Saved data entries
[Start of section]

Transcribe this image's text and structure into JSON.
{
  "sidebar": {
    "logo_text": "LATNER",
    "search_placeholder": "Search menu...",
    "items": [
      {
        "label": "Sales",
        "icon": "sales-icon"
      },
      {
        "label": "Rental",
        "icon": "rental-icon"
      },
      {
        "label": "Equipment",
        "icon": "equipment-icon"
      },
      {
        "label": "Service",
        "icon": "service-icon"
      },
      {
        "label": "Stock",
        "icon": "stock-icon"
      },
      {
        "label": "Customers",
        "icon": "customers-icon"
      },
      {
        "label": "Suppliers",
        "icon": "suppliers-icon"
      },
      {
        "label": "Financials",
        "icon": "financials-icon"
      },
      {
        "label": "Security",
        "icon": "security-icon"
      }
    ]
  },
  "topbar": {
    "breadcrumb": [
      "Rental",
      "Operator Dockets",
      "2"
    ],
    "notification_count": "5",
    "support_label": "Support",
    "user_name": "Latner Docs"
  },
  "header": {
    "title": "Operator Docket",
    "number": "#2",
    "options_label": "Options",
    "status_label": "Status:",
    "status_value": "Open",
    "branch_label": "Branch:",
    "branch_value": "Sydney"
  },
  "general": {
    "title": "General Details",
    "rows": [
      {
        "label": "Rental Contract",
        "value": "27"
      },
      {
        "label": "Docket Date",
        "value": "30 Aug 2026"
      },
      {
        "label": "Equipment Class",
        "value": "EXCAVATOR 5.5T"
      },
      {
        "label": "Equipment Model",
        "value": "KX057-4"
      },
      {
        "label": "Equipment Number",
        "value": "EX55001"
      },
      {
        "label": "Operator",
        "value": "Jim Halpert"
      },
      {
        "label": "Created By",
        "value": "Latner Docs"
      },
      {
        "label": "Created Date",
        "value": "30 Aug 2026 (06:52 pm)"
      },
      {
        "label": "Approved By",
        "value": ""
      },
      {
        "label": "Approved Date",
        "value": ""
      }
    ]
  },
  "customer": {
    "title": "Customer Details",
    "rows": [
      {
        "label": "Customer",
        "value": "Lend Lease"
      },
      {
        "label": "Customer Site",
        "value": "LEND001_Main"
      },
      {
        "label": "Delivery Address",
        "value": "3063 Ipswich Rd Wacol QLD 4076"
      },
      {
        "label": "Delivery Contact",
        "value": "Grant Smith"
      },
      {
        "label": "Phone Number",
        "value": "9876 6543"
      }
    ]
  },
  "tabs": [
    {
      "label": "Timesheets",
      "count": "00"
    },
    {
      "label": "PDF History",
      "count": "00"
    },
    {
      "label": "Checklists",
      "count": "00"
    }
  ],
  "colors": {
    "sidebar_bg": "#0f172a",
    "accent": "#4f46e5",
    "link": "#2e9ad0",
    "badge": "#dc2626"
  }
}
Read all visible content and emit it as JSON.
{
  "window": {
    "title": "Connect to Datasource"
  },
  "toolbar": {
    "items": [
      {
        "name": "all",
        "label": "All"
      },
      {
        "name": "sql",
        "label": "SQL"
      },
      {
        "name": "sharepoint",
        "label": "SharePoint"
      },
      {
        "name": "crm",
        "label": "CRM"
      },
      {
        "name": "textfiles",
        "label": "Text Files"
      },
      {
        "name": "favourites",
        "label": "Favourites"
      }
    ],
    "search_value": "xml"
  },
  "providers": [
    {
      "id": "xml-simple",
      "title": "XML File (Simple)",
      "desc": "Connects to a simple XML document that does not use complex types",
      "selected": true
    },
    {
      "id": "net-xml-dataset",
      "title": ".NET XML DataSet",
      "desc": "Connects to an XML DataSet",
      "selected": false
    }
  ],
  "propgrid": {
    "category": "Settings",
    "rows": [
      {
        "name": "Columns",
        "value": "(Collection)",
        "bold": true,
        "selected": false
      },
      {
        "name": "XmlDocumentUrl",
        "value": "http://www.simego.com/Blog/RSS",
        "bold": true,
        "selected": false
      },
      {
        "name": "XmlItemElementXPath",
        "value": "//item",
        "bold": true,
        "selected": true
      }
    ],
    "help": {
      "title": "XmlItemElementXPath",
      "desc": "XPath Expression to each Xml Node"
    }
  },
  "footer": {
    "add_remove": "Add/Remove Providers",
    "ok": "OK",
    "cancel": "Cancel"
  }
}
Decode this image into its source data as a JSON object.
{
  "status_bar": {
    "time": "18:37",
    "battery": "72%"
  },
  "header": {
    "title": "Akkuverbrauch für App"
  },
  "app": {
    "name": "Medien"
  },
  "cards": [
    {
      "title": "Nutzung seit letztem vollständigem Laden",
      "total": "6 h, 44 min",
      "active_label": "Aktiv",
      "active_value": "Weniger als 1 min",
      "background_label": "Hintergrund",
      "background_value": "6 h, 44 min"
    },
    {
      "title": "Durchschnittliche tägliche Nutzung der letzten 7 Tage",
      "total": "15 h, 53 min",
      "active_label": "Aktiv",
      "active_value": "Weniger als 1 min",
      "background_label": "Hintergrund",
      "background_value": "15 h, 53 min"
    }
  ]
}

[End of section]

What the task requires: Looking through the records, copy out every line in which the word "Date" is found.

Solution to the problem:
        "label": "Docket Date",
        "label": "Created Date",
        "label": "Approved Date",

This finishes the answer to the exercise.